Biomedical Informatics Training Course Empowers Change Agents!
This April 12-18, 2015, I had the privilege of participating in the National Library of Medicine’s Biomedical Informatics Training course in Brasstown Valley, Georgia. Formerly held in Woods Hole, Massachusetts, this was the second cohort hosted by Georgia Regents University in the course’s 25 year history.
The training was a weeklong survey course designed to empower “change agents” in their respective institutions. Due to the wide spectrum of experiences and professions represented in the cohort, our preconceived definitions of “biomedical informatics” soon covered an entire board (see image below):
Preconceived definitions of “biomedical informatics” discussion
A diverse collection of professionals included eight librarians, four medical doctors, four academic faculty, four informaticians/informationists, eight healthcare administrators/managers, and even a representative from UpToDate. Throughout the course, inside and outside of the classroom, we had plenty of opportunities to learn from one another and participate in the active exchange of ideas. It was the perfect venue for networking as we each found an active audience in our peers as we shared ways to apply our newly gained knowledge.
The course schedule was robust, starting at 8:30 each morning and finishing at 9:00 p.m. Topics ranged from Informatics Standards to Natural Language Processing and Semantic MEDLINE. Courses were taught by subject experts as well as pioneers in their respective fields. Presenters included Dr. Donald Lindberg (Professor Emeritus of the National Library of Medicine), Dr. Ed Hammond (Director of the Duke Center for Health Informatics), and Paul Harris (Professor of Biomedical Informatics at Vanderbilt University and creator of REDCap).
Sessions were broken into digestible 90 minute sessions with breaks. Break times were frequently utilized to continue the discussions and questions from the lecture. Experts in their fields, our lecturers were personable, very accessible, and encouraged us to contact them beyond the course.
Since the venue was located two hours north of Atlanta (the main airport) in Brasstown Valley, there was plenty of time on the bus ride back into the city to not only reminisce with one another, but to reflect on the material learned in the course. Curious to apply and share the newfound knowledge we gained, we were leaving this weeklong intensive course empowered to be the change agents within our institutions.
This course educated attendees on the constantly changing field of biomedical informatics. Most sessions blended the appropriate amount of history on the topic with current challenges and opportunities–which always spurred a lively discussion among the group. We learned the many ways the National Library of Medicine plays a consistent role in the field.
I feel fortunate to have attended and highly encourage anybody else interested to apply for this incredible learning opportunity. If you have questions, comments, suggestions, or want to talk with me about what I learned, contact me at Darell Schmick; 801-585-3563.
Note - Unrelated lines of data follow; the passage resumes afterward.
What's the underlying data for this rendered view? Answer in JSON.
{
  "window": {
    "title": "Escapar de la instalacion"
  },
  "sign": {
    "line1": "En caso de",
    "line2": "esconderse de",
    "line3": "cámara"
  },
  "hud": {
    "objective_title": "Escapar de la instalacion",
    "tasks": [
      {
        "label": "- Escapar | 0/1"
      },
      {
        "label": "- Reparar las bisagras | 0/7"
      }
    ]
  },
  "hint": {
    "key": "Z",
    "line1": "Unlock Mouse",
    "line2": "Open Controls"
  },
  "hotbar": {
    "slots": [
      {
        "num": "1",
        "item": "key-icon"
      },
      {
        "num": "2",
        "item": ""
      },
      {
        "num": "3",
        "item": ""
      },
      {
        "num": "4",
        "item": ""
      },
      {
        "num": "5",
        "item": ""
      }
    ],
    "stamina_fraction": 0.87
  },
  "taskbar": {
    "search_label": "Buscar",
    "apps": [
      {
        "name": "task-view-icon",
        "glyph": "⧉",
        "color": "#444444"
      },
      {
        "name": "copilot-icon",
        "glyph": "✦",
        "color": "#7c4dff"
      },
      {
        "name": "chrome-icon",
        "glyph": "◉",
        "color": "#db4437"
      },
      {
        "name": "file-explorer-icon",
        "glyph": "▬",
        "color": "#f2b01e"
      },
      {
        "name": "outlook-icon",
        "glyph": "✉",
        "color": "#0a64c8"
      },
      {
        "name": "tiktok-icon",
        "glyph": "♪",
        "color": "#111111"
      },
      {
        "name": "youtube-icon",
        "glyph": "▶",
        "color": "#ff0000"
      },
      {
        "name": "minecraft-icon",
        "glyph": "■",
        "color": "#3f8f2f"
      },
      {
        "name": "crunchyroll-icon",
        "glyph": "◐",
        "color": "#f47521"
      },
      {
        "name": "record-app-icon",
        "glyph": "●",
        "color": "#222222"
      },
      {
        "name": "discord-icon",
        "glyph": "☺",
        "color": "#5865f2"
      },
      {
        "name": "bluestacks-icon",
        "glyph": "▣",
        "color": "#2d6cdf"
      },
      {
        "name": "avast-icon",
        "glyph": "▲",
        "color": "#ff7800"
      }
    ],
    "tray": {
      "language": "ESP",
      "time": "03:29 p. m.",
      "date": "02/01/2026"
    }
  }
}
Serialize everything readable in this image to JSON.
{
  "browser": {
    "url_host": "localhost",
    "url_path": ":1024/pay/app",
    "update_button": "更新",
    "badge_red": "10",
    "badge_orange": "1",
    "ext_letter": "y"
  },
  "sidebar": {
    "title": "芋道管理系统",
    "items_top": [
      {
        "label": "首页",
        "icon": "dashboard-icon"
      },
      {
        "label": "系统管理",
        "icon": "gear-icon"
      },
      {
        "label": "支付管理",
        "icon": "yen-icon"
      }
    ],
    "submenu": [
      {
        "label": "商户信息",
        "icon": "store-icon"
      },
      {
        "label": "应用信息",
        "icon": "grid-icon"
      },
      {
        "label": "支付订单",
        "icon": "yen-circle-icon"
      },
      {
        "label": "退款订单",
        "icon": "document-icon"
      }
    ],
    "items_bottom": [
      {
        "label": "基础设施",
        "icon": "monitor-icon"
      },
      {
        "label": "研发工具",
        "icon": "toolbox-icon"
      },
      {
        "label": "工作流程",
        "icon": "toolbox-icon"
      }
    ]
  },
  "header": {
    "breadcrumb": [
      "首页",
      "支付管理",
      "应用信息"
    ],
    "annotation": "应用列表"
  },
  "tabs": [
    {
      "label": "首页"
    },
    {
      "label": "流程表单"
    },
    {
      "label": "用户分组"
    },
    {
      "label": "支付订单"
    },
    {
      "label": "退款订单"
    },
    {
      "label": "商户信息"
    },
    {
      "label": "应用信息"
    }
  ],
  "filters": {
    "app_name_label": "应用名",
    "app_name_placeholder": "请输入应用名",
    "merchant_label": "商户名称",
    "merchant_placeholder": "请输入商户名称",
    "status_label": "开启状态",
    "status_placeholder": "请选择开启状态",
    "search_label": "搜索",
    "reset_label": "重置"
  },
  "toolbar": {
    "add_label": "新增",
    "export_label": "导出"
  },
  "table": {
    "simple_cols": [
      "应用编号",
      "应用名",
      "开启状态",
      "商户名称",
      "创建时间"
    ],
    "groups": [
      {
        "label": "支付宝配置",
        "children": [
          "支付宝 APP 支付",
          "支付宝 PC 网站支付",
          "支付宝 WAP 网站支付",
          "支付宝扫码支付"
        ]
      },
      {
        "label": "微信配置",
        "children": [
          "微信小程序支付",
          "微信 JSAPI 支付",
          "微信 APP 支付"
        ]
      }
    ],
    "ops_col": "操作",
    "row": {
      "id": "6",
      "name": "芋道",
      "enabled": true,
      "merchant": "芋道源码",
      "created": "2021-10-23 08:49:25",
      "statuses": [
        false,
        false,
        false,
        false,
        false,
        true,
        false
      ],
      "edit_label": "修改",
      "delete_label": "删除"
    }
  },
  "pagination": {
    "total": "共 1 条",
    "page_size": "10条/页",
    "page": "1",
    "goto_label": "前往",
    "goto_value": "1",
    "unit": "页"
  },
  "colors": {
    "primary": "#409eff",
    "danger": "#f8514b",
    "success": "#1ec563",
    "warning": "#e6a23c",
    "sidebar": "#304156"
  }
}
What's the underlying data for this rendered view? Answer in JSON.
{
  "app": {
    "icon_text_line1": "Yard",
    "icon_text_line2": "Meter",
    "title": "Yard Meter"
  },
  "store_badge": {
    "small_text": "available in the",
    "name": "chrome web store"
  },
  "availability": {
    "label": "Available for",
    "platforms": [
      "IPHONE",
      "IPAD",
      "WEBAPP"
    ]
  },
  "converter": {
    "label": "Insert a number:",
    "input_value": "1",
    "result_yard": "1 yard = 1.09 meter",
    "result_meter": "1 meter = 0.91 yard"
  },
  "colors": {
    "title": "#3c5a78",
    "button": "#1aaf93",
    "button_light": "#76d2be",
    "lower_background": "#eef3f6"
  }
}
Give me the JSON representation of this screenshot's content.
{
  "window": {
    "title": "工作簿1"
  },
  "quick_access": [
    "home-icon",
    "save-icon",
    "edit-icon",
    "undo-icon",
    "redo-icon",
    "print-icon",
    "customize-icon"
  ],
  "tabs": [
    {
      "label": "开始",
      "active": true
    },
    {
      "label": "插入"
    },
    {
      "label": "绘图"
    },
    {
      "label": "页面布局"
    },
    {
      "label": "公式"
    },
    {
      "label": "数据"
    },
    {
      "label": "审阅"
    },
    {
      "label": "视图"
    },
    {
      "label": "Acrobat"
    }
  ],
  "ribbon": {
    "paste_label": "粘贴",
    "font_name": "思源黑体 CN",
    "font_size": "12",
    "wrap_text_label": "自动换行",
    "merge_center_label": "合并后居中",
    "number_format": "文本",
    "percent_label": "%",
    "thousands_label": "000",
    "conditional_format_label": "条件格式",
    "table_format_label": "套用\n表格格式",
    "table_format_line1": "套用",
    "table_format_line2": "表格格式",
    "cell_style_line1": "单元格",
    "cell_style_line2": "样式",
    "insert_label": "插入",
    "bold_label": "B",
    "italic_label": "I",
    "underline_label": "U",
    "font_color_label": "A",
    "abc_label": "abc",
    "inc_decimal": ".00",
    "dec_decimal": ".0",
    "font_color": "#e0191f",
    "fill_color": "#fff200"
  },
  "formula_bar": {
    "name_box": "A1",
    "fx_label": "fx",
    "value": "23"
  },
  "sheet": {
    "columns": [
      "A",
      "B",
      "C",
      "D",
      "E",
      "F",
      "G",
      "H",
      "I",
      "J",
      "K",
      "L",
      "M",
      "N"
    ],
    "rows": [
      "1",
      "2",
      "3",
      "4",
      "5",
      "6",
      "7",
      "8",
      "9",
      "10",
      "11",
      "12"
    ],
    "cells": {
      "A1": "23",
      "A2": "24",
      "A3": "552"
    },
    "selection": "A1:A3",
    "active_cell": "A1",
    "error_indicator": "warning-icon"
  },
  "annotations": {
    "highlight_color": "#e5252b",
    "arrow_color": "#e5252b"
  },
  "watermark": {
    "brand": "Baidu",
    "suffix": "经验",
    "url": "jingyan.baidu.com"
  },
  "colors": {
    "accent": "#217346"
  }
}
Group shot of attendees at the National Library of Medicine’s Biomedical Informatics Training course in Brasstown Valley, Georgia, April 2015 (Darell is in the middle in the back!)
ds – 5/08/2015